The construction of this cathedral began in the late 13th century and was not completed until the middle of the 15th century. The interior design is distinctly Gothic, whereas the front and spire of the church were touched with a French influence at their completion in the 1800's. The cathedral is dedicated to a Christian martyr whose tomb is located in the crypt beneath the high altar. The choir stalls are intricately carved with religious images. The Cathedral La Seu is one of the largest Cathedrals in the city and is constantly full of people either exploring the inside or seated outside along the steps, relaxing and people watching in the plaza below.
Recommended for Historic Sites because: The largest and most popular Cathedral in the Old City, it's known as THE Cathedral.
Sam's expert tip: Go on Sundays during service and enter for free
Without a doubt this is Gaudi's crowning glory. Set to be completed in 2046, the Sagrada Familia is a Barcelona must-see. Even if you don't want to go inside, the outside facades, history and master design are equally breathtaking. This was Catalan architect, Antoni Gaudi's last work before he died in 1926. The creation of the Sagrada began in 1882 and Gaudi came on board a year later. He transformed the project combining Gothic and Art Nouveau forms to achieve unprecedented results. Gaudi died before the building was able to be completed, but it is still undergoing work today and survives on funding by private and public institutions.
Recommended for Historic Sites because: One of few buildings that will take more than 100 years to complete.
Sam's expert tip: Be sure to go early if you want to enter the Church, or reserve tickets online before hand.
Casa Mila, otherwise known as La Pedrera, is one of Gaudi's most well known creations and is situated on Passeig de Gracia, just a stone's throw from Casa Batllo. Constructed between 1905-1912, from the outside La Pedrera looks like it is made up of skulls. Architecturally however, it is considered to be incredibly innovative as its facade is self-supporting. It also has underground parking and separate lifts and stairs for the owners and servants. One of the best parts of La Pedrera is the roof. This multi-level rooftop provides for great city views, especially those of Passeig de Gracia which is directly below.
Designed by Antoni Gaudi, this Barcelona mansion was created for the Catalan tycoon, Eusebi Guell and today is part of the UNESCO World Heritage sites. This is one of Gaudi's many architectural masterpieces and was specifically used for entertaining high society guests in the main room. Palau Guell is particularly special because it is one of the few Modernist buildings in the Old City. Most of Gaudi's works as well as those of Luis Domenech i Muntaner and the rest of their contemporaries are in the Eixample neighborhood, up from Plaza Catalunya and where the expansion began for the rest of the city at the turn of the century.

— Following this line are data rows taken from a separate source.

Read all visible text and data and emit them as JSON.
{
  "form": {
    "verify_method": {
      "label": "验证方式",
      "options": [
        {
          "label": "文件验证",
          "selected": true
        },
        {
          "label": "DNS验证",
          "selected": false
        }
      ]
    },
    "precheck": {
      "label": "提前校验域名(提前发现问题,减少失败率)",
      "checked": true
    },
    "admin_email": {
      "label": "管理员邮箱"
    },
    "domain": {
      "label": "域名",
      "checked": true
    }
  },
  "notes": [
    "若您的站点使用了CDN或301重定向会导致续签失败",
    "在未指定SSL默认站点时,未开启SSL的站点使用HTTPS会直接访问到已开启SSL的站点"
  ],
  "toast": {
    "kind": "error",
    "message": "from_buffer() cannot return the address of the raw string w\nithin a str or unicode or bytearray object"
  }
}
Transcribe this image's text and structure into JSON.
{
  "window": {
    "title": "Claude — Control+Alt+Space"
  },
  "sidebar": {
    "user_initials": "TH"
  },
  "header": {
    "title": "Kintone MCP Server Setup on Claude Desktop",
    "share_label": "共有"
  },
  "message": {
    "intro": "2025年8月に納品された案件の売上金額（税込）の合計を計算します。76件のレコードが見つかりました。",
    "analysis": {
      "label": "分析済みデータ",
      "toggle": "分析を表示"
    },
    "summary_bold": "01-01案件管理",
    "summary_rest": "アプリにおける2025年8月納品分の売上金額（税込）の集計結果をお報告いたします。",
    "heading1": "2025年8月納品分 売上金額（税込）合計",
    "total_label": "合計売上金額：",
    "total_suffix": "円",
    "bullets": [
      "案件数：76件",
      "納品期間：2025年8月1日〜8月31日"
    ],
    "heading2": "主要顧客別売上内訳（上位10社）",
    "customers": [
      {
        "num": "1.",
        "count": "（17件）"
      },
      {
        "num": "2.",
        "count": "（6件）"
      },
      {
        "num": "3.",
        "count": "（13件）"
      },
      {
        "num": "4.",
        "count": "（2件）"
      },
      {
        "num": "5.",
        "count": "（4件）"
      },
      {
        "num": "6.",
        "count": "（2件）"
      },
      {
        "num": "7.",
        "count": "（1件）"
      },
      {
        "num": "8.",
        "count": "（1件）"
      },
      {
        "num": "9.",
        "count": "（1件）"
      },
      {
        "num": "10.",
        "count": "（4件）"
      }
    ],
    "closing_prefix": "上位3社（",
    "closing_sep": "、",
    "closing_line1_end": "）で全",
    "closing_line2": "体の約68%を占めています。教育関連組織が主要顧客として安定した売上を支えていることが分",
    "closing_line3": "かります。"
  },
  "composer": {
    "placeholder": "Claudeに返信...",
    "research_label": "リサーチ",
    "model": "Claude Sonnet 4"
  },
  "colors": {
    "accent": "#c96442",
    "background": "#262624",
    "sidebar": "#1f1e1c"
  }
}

Recommended for Historic Sites because: A rare Modernist masterpiece in the Old City, right off La Rambla.
Sam's expert tip: Reserve tickets for group tours online and in advance
Constructed by the famous, Lluis Domenech i Montaner, Palau de La Musica is a Modernist masterpiece. Today it is known for being one of the world's most unique concert halls. Even if you don't manage to see a show, it's definitely worth taking a guided tour. Tours can only be done through the official guides at the Palau De La Musica, so be sure to book in advance and check the language for each tour as not all languages are offered at all hours. Afterwards, have a cava and tapas on the terrace in their outdoor courtyard at the front of the building.